Day calls out to Lucas, strolling out of the barn with his banjo, to contribute to the conversation. “Every year we draw from each other’s collective juice, because it takes a lot to get here—time, money, energy, organization,” says Lucas, who lives in Ohio and has traveled to the island with his wife, daughter, and baby grandson. “Others, like Bob [Lucas], have put serious currency in the soul bank to make this happen,” says Day. “Because soul matters so much to us artists,” Lucas replies, chuckling. “If you ain’t got soul, you ain’t got nothing. Now we got to go sing on a boat.”

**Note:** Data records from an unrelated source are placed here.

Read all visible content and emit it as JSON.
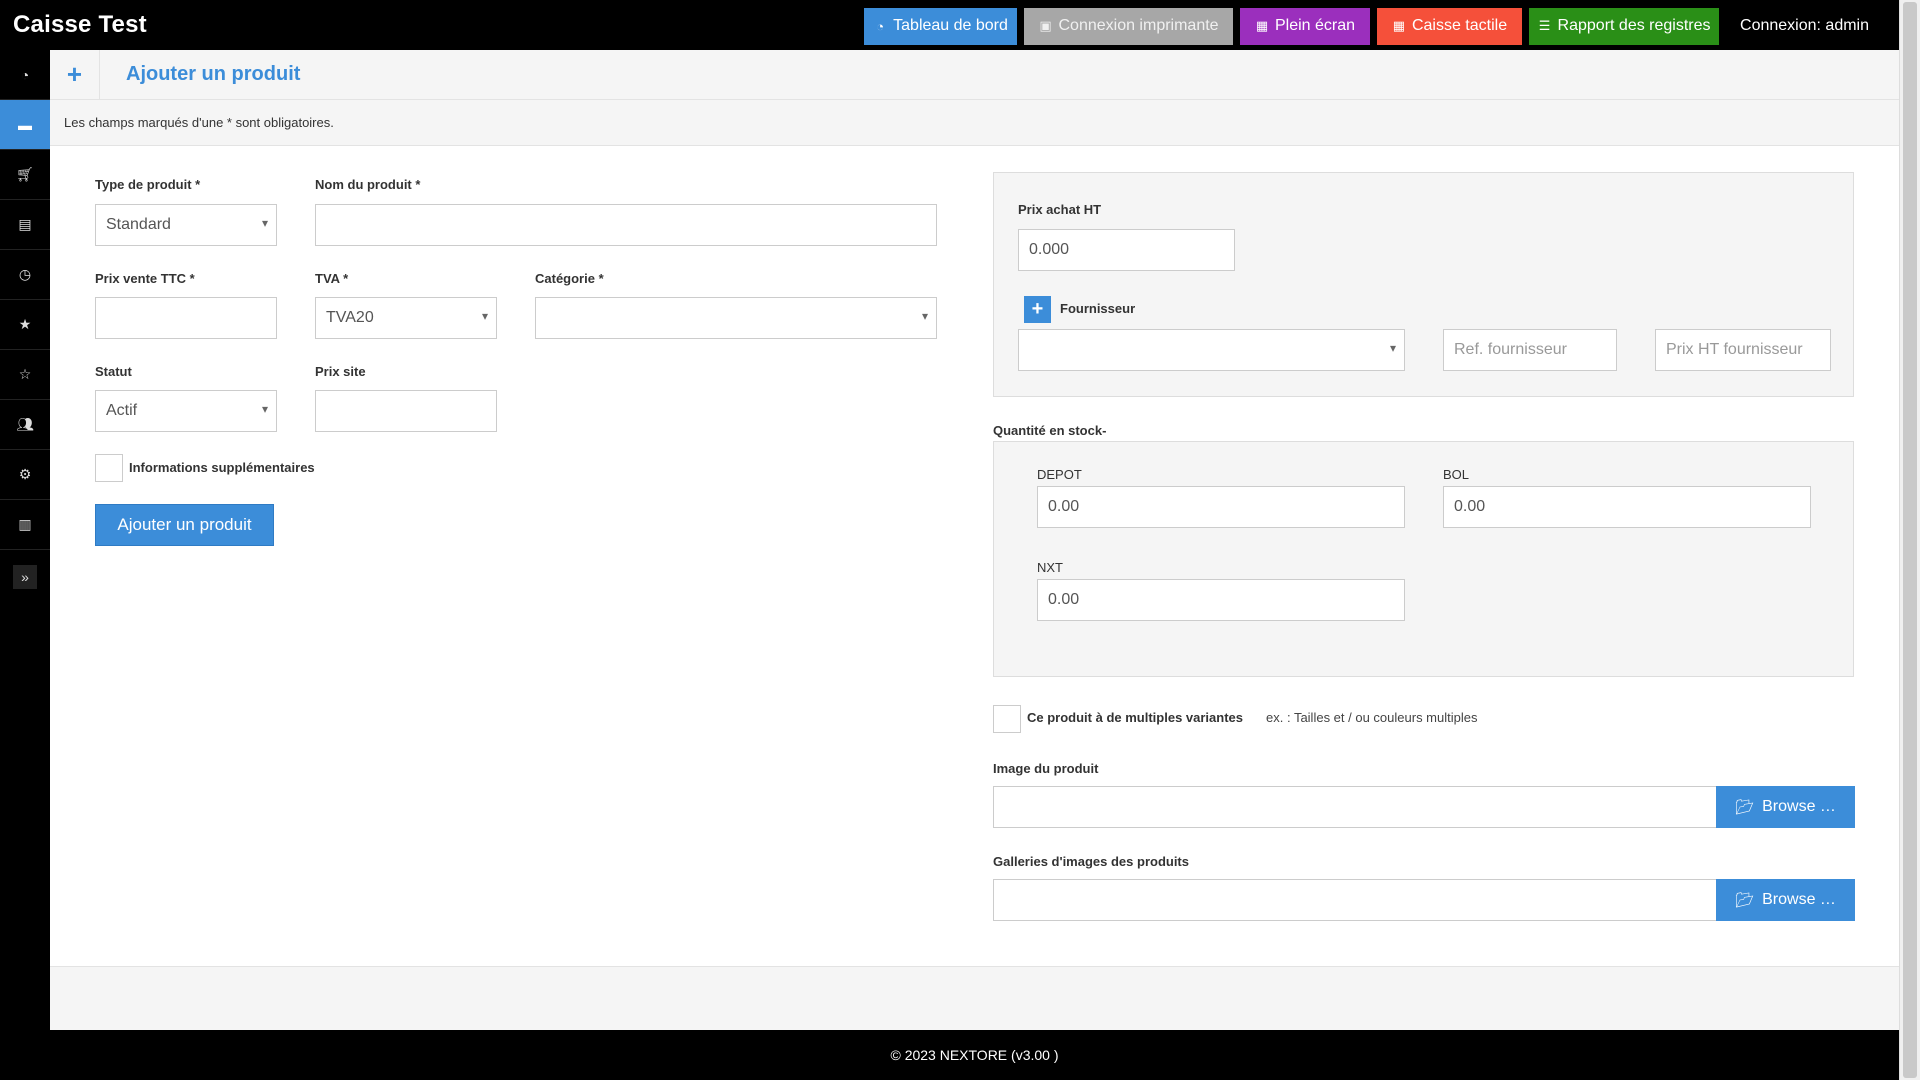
{
  "app": {
    "title": "Caisse Test"
  },
  "topnav": {
    "dashboard": "Tableau de bord",
    "printer": "Connexion imprimante",
    "fullscreen": "Plein écran",
    "touch": "Caisse tactile",
    "report": "Rapport des registres",
    "login": "Connexion: admin"
  },
  "sidebar": {
    "items": [
      {
        "icon": "dashboard-icon"
      },
      {
        "icon": "products-icon",
        "active": true
      },
      {
        "icon": "cart-icon"
      },
      {
        "icon": "document-icon"
      },
      {
        "icon": "clock-icon"
      },
      {
        "icon": "star-icon"
      },
      {
        "icon": "star-outline-icon"
      },
      {
        "icon": "users-icon"
      },
      {
        "icon": "gear-icon"
      },
      {
        "icon": "bar-chart-icon"
      }
    ],
    "toggle_icon": "double-chevron-right-icon"
  },
  "page": {
    "title": "Ajouter un produit",
    "notice": "Les champs marqués d'une * sont obligatoires."
  },
  "form": {
    "type_label": "Type de produit *",
    "type_value": "Standard",
    "name_label": "Nom du produit *",
    "name_value": "",
    "price_label": "Prix vente TTC *",
    "price_value": "",
    "tva_label": "TVA *",
    "tva_value": "TVA20",
    "category_label": "Catégorie *",
    "category_value": "",
    "status_label": "Statut",
    "status_value": "Actif",
    "site_price_label": "Prix site",
    "site_price_value": "",
    "extra_info_label": "Informations supplémentaires",
    "submit_label": "Ajouter un produit"
  },
  "supplier": {
    "purchase_label": "Prix achat HT",
    "purchase_value": "0.000",
    "supplier_label": "Fournisseur",
    "supplier_value": "",
    "ref_placeholder": "Ref. fournisseur",
    "price_placeholder": "Prix HT fournisseur"
  },
  "stock": {
    "label": "Quantité en stock-",
    "warehouses": [
      {
        "name": "DEPOT",
        "value": "0.00"
      },
      {
        "name": "BOL",
        "value": "0.00"
      },
      {
        "name": "NXT",
        "value": "0.00"
      }
    ]
  },
  "variants": {
    "label": "Ce produit à de multiples variantes",
    "hint": "ex. : Tailles et / ou couleurs multiples"
  },
  "images": {
    "image_label": "Image du produit",
    "gallery_label": "Galleries d'images des produits",
    "browse_label": "Browse …",
    "browse_icon": "folder-open-icon"
  },
  "footer": {
    "text": "© 2023 NEXTORE (v3.00 )"
  },
  "colors": {
    "primary": "#3c8dd9",
    "printer": "#a7a7a7",
    "fullscreen": "#9b2fbd",
    "touch": "#f5503a",
    "report": "#2a8f17"
  }
}
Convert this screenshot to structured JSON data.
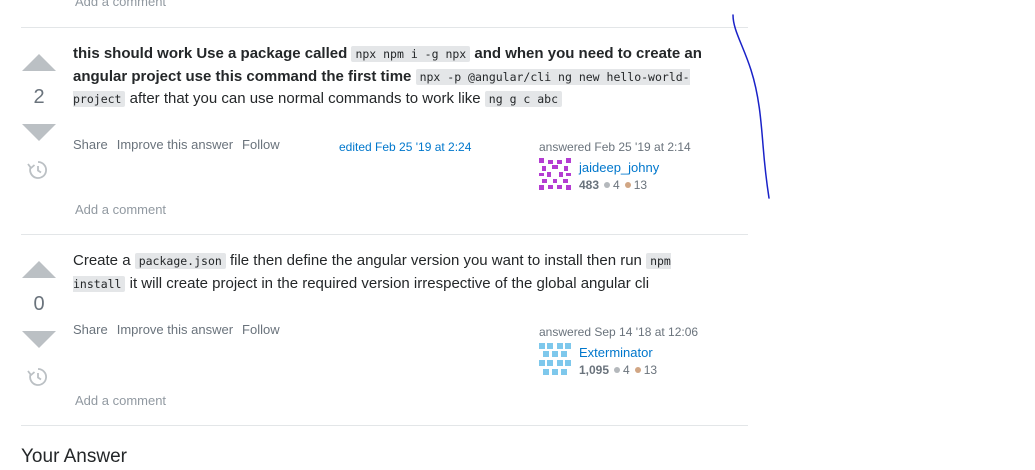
{
  "top_comment": {
    "add_comment": "Add a comment"
  },
  "answers": [
    {
      "votes": "2",
      "body": {
        "t1": "this should work Use a package called ",
        "c1": "npx npm i -g npx",
        "t2": " and when you need to create an angular project use this command the first time ",
        "c2": "npx -p @angular/cli ng new hello-world-project",
        "t3": " after that you can use normal commands to work like ",
        "c3": "ng g c abc"
      },
      "menu": {
        "share": "Share",
        "improve": "Improve this answer",
        "follow": "Follow"
      },
      "edited": "edited Feb 25 '19 at 2:24",
      "answered": "answered Feb 25 '19 at 2:14",
      "user": {
        "name": "jaideep_johny",
        "rep": "483",
        "silver": "4",
        "bronze": "13"
      },
      "add_comment": "Add a comment"
    },
    {
      "votes": "0",
      "body": {
        "t1": "Create a ",
        "c1": "package.json",
        "t2": " file then define the angular version you want to install then run ",
        "c2": "npm install",
        "t3": " it will create project in the required version irrespective of the global angular cli"
      },
      "menu": {
        "share": "Share",
        "improve": "Improve this answer",
        "follow": "Follow"
      },
      "answered": "answered Sep 14 '18 at 12:06",
      "user": {
        "name": "Exterminator",
        "rep": "1,095",
        "silver": "4",
        "bronze": "13"
      },
      "add_comment": "Add a comment"
    }
  ],
  "your_answer": "Your Answer",
  "colors": {
    "link": "#0077cc",
    "muted": "#6a737c",
    "vote_arrow": "#bbc0c4",
    "silver_badge": "#b4b8bc",
    "bronze_badge": "#d1a684",
    "annotation_stroke": "#1a22c8"
  }
}
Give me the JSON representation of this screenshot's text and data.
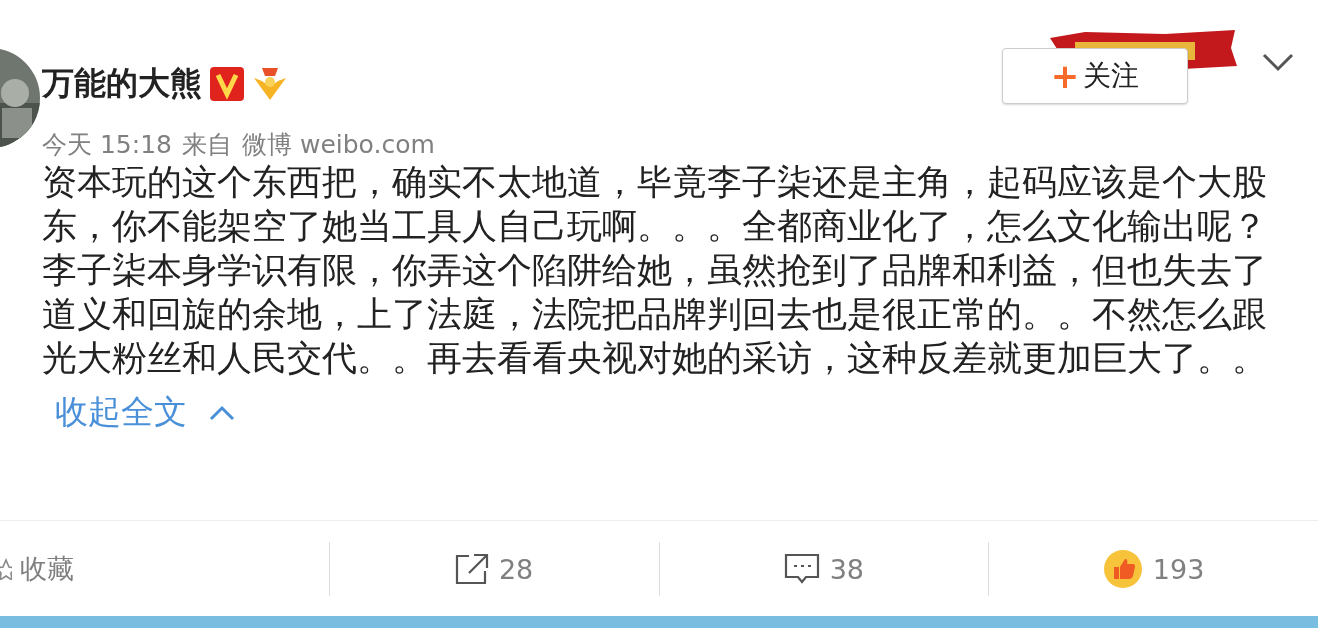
{
  "user": {
    "name": "万能的大熊",
    "verified": true,
    "time": "今天 15:18",
    "source_label": "来自",
    "source": "微博 weibo.com"
  },
  "follow_button": {
    "icon": "+",
    "label": "关注"
  },
  "body": "资本玩的这个东西把，确实不太地道，毕竟李子柒还是主角，起码应该是个大股东，你不能架空了她当工具人自己玩啊。。。全都商业化了，怎么文化输出呢？李子柒本身学识有限，你弄这个陷阱给她，虽然抢到了品牌和利益，但也失去了道义和回旋的余地，上了法庭，法院把品牌判回去也是很正常的。。不然怎么跟光大粉丝和人民交代。。再去看看央视对她的采访，这种反差就更加巨大了。。",
  "collapse_link": "收起全文",
  "actions": [
    {
      "kind": "favorite",
      "label": "收藏"
    },
    {
      "kind": "repost",
      "label": "28"
    },
    {
      "kind": "comment",
      "label": "38"
    },
    {
      "kind": "like",
      "label": "193"
    }
  ]
}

The rehearsal gradually breaks up, and we meet an eager group on a dock in Burnt Coat Harbor, where the 32-foot brigantine Redbird is tied up. The ship’s owner and captain, Daisy Nell, and her partner, Stan Collinson, known as Captain Stan, invite us aboard. Both are musicians from Massachusetts, where Nell founded the Gloucester Schooner Festival. We recognize the two guitarists who were playing with Lucas in the barn, Magnus Ferguson and Cody Gibson; together with fiddler Reid Jenkins they make up the Morningsiders, one of the newer groups to join the festival, young Morningsiders are notorious on the NYC new music renaissance scene. Jenkins is a second-generation participant; along with his parents, Richard and Sandy, and sisters, Stephanie and Cassandra, all musicians, he has performed at Sweet Chariot since he was a child – we see him perform on stage as a six year old as he reminisce about his first festival (archival footage).  As soon as we pull away from the dock, Nell leads the group into their first shanty, “I thought I heard the old man say, John Kanaka-naka-tu-lai-e,” accompanied by a drum and tambourine. We glide past the crew and passengers of two schooners, the American Eagle and the Lewis R. French, and weave through other boats at anchor. All the while a band of smaller craft—kayaks, paddleboards, and a little gaff rig dinghy— trails us like a flock of ducklings. Standing amidships on the Redbird, Geoff Kaufman, who runs the annual Sea Music Festival at Mystic Seaport in Connecticut, pulls out a squeezebox and launches into a rousing version of “Strike the Bell,” with everyone chiming in mightily on the chorus. We wrap up the magical experience with Harry Belafonte’s “Day-O” as Nell steers the Redbird back to shore. To be continued…